# [ABOUT THIS TASK]
Give back the data in full, with every line exact.
--- MATERIAL SUPPLIED ---
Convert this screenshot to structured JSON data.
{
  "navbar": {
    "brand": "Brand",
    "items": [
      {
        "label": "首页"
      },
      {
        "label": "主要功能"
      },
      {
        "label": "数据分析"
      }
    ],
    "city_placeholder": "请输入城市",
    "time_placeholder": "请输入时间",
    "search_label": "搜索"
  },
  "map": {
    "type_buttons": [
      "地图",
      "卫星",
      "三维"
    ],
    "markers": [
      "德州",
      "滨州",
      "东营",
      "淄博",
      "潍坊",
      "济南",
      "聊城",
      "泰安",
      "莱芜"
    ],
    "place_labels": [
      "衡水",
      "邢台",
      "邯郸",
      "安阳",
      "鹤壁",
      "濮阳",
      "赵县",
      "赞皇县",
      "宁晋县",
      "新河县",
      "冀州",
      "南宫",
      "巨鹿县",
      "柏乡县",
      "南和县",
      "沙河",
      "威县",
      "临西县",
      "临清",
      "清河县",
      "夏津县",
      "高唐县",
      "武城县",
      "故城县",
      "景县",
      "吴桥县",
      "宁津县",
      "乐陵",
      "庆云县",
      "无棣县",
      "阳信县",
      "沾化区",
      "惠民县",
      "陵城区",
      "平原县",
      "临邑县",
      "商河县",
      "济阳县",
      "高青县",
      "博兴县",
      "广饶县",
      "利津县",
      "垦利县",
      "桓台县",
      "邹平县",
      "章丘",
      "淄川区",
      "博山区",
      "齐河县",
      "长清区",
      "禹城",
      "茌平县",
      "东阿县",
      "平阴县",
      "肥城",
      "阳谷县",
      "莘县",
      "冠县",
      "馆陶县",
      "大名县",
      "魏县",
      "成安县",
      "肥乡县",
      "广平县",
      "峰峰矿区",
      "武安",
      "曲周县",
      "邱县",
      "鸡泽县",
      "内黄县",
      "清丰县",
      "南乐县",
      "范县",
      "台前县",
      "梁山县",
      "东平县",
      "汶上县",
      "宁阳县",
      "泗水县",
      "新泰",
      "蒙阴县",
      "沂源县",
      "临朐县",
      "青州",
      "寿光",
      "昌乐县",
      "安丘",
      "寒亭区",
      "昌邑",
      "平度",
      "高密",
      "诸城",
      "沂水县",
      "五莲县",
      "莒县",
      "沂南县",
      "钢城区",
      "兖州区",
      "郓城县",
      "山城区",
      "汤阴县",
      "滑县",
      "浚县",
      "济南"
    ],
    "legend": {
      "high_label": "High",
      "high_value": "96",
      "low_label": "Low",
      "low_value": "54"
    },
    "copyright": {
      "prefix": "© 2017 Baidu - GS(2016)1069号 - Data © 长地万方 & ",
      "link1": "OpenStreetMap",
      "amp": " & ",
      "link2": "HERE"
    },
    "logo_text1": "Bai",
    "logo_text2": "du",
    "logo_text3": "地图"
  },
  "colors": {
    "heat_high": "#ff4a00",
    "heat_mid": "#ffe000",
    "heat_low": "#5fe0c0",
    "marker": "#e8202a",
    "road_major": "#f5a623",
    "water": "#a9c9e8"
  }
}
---
# [TASK OUTPUT]
Convert this screenshot to structured JSON data.
{
  "navbar": {
    "brand": "Brand",
    "items": [
      {
        "label": "首页"
      },
      {
        "label": "主要功能"
      },
      {
        "label": "数据分析"
      }
    ],
    "city_placeholder": "请输入城市",
    "time_placeholder": "请输入时间",
    "search_label": "搜索"
  },
  "map": {
    "type_buttons": [
      "地图",
      "卫星",
      "三维"
    ],
    "markers": [
      "德州",
      "滨州",
      "东营",
      "淄博",
      "潍坊",
      "济南",
      "聊城",
      "泰安",
      "莱芜"
    ],
    "place_labels": [
      "衡水",
      "邢台",
      "邯郸",
      "安阳",
      "鹤壁",
      "濮阳",
      "赵县",
      "赞皇县",
      "宁晋县",
      "新河县",
      "冀州",
      "南宫",
      "巨鹿县",
      "柏乡县",
      "南和县",
      "沙河",
      "威县",
      "临西县",
      "临清",
      "清河县",
      "夏津县",
      "高唐县",
      "武城县",
      "故城县",
      "景县",
      "吴桥县",
      "宁津县",
      "乐陵",
      "庆云县",
      "无棣县",
      "阳信县",
      "沾化区",
      "惠民县",
      "陵城区",
      "平原县",
      "临邑县",
      "商河县",
      "济阳县",
      "高青县",
      "博兴县",
      "广饶县",
      "利津县",
      "垦利县",
      "桓台县",
      "邹平县",
      "章丘",
      "淄川区",
      "博山区",
      "齐河县",
      "长清区",
      "禹城",
      "茌平县",
      "东阿县",
      "平阴县",
      "肥城",
      "阳谷县",
      "莘县",
      "冠县",
      "馆陶县",
      "大名县",
      "魏县",
      "成安县",
      "肥乡县",
      "广平县",
      "峰峰矿区",
      "武安",
      "曲周县",
      "邱县",
      "鸡泽县",
      "内黄县",
      "清丰县",
      "南乐县",
      "范县",
      "台前县",
      "梁山县",
      "东平县",
      "汶上县",
      "宁阳县",
      "泗水县",
      "新泰",
      "蒙阴县",
      "沂源县",
      "临朐县",
      "青州",
      "寿光",
      "昌乐县",
      "安丘",
      "寒亭区",
      "昌邑",
      "平度",
      "高密",
      "诸城",
      "沂水县",
      "五莲县",
      "莒县",
      "沂南县",
      "钢城区",
      "兖州区",
      "郓城县",
      "山城区",
      "汤阴县",
      "滑县",
      "浚县",
      "济南"
    ],
    "legend": {
      "high_label": "High",
      "high_value": "96",
      "low_label": "Low",
      "low_value": "54"
    },
    "copyright": {
      "prefix": "© 2017 Baidu - GS(2016)1069号 - Data © 长地万方 & ",
      "link1": "OpenStreetMap",
      "amp": " & ",
      "link2": "HERE"
    },
    "logo_text1": "Bai",
    "logo_text2": "du",
    "logo_text3": "地图"
  },
  "colors": {
    "heat_high": "#ff4a00",
    "heat_mid": "#ffe000",
    "heat_low": "#5fe0c0",
    "marker": "#e8202a",
    "road_major": "#f5a623",
    "water": "#a9c9e8"
  }
}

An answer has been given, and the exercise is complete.